The Business Council of New York State, Inc., a statewide association of more than 3,600 companies, chambers of commerce, and trade associations which employ more than one million individuals, has reviewed the aforementioned legislation and opposes its enactment.
Part Q of Budget bill S.990/ A.1920 provides for allowing centralized procurement of owner controlled (wrap-up) insurance and surety bonds by state agencies, public authorities, and construction projects in excess of $100 million. This reverses the long-standing tradition of having contractor-provided insurance and surety bonds in an effort to encourage the competitive bidding process within the construction industry to avoid fraudulent practices and increased costs.
We oppose the elimination of competition in the securement of the necessary insurance by contractors. This bill would eliminate the contractor's ability to choose the insurance carrier they believe would best serve their needs. Thus the contractor loses the ability to solicit insurance from professionals that would provide the individual company the best insurance product coverage suited to its unique situation.
It should also be noted that not all contractors pay the same amount in insurance premiums. Contractors with good safety records pay lower premiums, with the reverse also being true - thus affecting each company's bidding. Since bids are based in part on insurance costs, safety conscious contractors have a distinct competitive advantage as a result of the lower premiums. Under wrap-up, this advantage is eliminated thus reducing the incentive for contractors to maintain a good safety record which will ultimately impact the owner's cost in the long run.
Wrap-up insurance will also cause: a duplication of coverage (contractor being covered under wrap-up and their own independent coverage); splitting of current policies (arising out of the separation of the general liability included in wrap-up and an auto policy not included in wrap-up); and periods of no insurance coverage (when a contractor completes a project covered under wrap- up and must renew and subscribe to policies previously terminated), depending on how current policies are written. Specially tailored coverage, double coverage, and lack of coverage will all lead to increased costs. Furthermore, since wrap-up insurance is not purchased by the contractor, there are additional concerns about services needed (by the contractor), such as claims processing, that could go under served.
Finally, the bill also provides for the wrapping of surety bonding. The bill fails to properly differentiate between the fundamentals of surety and insurance. By definition, suretyship is the process by which a promise by one party (the bonding company) becomes accountable to another party (the owner) for the dutiful and faithful performance of a third party (the contractor). Insurance is risk-sharing, surety is a form of credit. A surety underwriter investigates the contractor to assure himself that the contractor has the ability to satisfactorily perform the obligations being bonded. Thus, in addition to serving as a guarantee to the owner, a bond is also an instrument of pre-qualification whereby the bonding company states to the owner that the contractor has been examined and found to be qualified to complete the contract.
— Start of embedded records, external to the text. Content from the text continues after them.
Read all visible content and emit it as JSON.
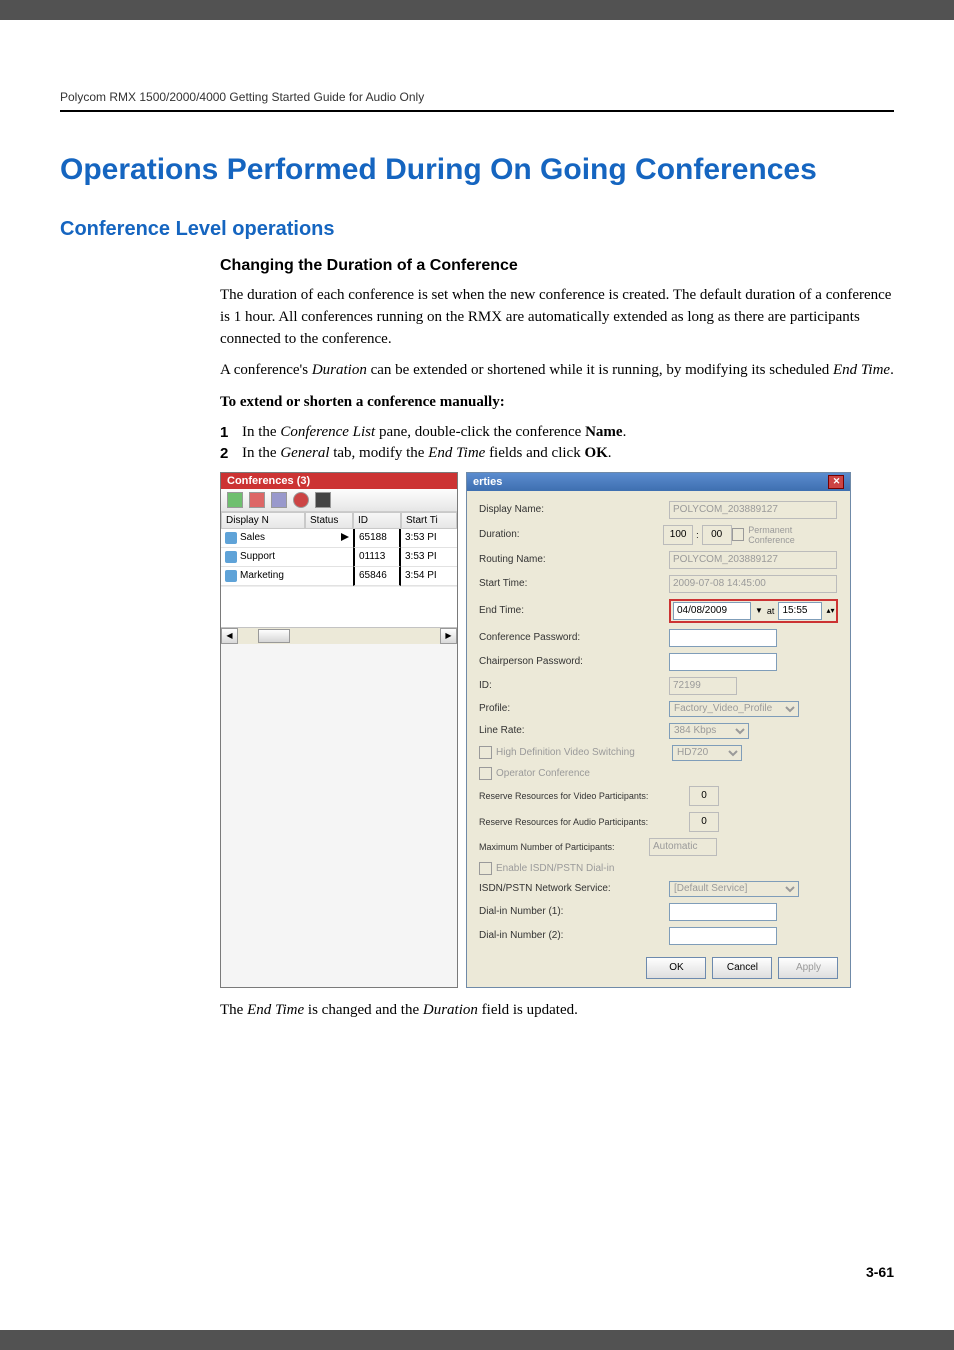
{
  "header": {
    "running": "Polycom RMX 1500/2000/4000 Getting Started Guide for Audio Only"
  },
  "title": "Operations Performed During On Going Conferences",
  "subtitle": "Conference Level operations",
  "section": "Changing the Duration of a Conference",
  "para1": "The duration of each conference is set when the new conference is created. The default duration of a conference is 1 hour. All conferences running on the RMX are automatically extended as long as there are participants connected to the conference.",
  "para2a": "A conference's ",
  "para2b": "Duration",
  "para2c": " can be extended or shortened while it is running, by modifying its scheduled ",
  "para2d": "End Time",
  "para2e": ".",
  "para3": "To extend or shorten a conference manually:",
  "steps": [
    {
      "num": "1",
      "a": "In the ",
      "b": "Conference List",
      "c": " pane, double-click the conference ",
      "d": "Name",
      "e": "."
    },
    {
      "num": "2",
      "a": "In the ",
      "b": "General",
      "c": " tab, modify the ",
      "d": "End Time",
      "e": " fields and click ",
      "f": "OK",
      "g": "."
    }
  ],
  "confList": {
    "title": "Conferences (3)",
    "columns": [
      "Display N",
      "Status",
      "ID",
      "Start Ti"
    ],
    "rows": [
      {
        "name": "Sales",
        "status": "",
        "id": "65188",
        "start": "3:53 PI"
      },
      {
        "name": "Support",
        "status": "",
        "id": "01113",
        "start": "3:53 PI"
      },
      {
        "name": "Marketing",
        "status": "",
        "id": "65846",
        "start": "3:54 PI"
      }
    ],
    "toolbar_icons": [
      "new-icon",
      "delete-icon",
      "properties-icon",
      "rec-icon",
      "stop-icon"
    ]
  },
  "props": {
    "title": "erties",
    "labels": {
      "display_name": "Display Name:",
      "duration": "Duration:",
      "routing_name": "Routing Name:",
      "start_time": "Start Time:",
      "end_time": "End Time:",
      "conf_pw": "Conference Password:",
      "chair_pw": "Chairperson Password:",
      "id": "ID:",
      "profile": "Profile:",
      "line_rate": "Line Rate:",
      "hd": "High Definition Video Switching",
      "op_conf": "Operator Conference",
      "res_video": "Reserve Resources for Video Participants:",
      "res_audio": "Reserve Resources for Audio Participants:",
      "max_part": "Maximum Number of Participants:",
      "enable_isdn": "Enable ISDN/PSTN Dial-in",
      "isdn_svc": "ISDN/PSTN Network Service:",
      "dial1": "Dial-in Number (1):",
      "dial2": "Dial-in Number (2):"
    },
    "values": {
      "display_name": "POLYCOM_203889127",
      "dur_h": "100",
      "dur_m": "00",
      "dur_perm": "Permanent Conference",
      "routing_name": "POLYCOM_203889127",
      "start_time": "2009-07-08 14:45:00",
      "end_date": "04/08/2009",
      "end_at": "at",
      "end_time": "15:55",
      "id": "72199",
      "profile": "Factory_Video_Profile",
      "line_rate": "384 Kbps",
      "hd_res": "HD720",
      "res_video": "0",
      "res_audio": "0",
      "max_part": "Automatic",
      "isdn_svc": "[Default Service]"
    },
    "buttons": {
      "ok": "OK",
      "cancel": "Cancel",
      "apply": "Apply"
    }
  },
  "belowtext": {
    "a": "The ",
    "b": "End Time",
    "c": " is changed and the ",
    "d": "Duration",
    "e": " field is updated."
  },
  "pagenum": "3-61"
}
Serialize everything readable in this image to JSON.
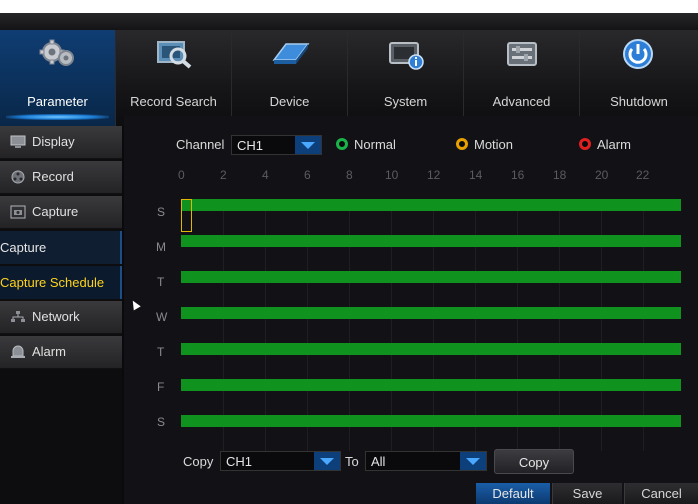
{
  "colors": {
    "accent": "#0f3d73",
    "record_bar": "#10921f",
    "selected_text": "#ffd21a",
    "normal": "#19b34a",
    "motion": "#e8a000",
    "alarm": "#e02020"
  },
  "nav": {
    "tabs": [
      {
        "label": "Parameter",
        "icon": "gears-icon"
      },
      {
        "label": "Record Search",
        "icon": "magnifier-film-icon"
      },
      {
        "label": "Device",
        "icon": "hard-drive-icon"
      },
      {
        "label": "System",
        "icon": "monitor-info-icon"
      },
      {
        "label": "Advanced",
        "icon": "sliders-icon"
      },
      {
        "label": "Shutdown",
        "icon": "power-icon"
      }
    ],
    "active_index": 0
  },
  "sidebar": {
    "items": [
      {
        "label": "Display",
        "icon": "monitor-icon"
      },
      {
        "label": "Record",
        "icon": "reel-icon"
      },
      {
        "label": "Capture",
        "icon": "camera-icon"
      },
      {
        "label": "Capture"
      },
      {
        "label": "Capture Schedule"
      },
      {
        "label": "Network",
        "icon": "network-icon"
      },
      {
        "label": "Alarm",
        "icon": "alarm-icon"
      }
    ]
  },
  "toolbar": {
    "channel_label": "Channel",
    "channel_value": "CH1",
    "legend": [
      {
        "label": "Normal"
      },
      {
        "label": "Motion"
      },
      {
        "label": "Alarm"
      }
    ]
  },
  "schedule": {
    "hours": [
      "0",
      "2",
      "4",
      "6",
      "8",
      "10",
      "12",
      "14",
      "16",
      "18",
      "20",
      "22"
    ],
    "days": [
      "S",
      "M",
      "T",
      "W",
      "T",
      "F",
      "S"
    ],
    "recording": "Normal, all hours, every day"
  },
  "copy": {
    "copy_label": "Copy",
    "copy_value": "CH1",
    "to_label": "To",
    "to_value": "All",
    "copy_button": "Copy"
  },
  "actions": {
    "default": "Default",
    "save": "Save",
    "cancel": "Cancel"
  }
}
This bill places the State in the position of obtaining such bonds for those who may not normally be bondable.
For these reasons, The Business Council respectfully opposes adoption of Part Q of S.990/A.1920.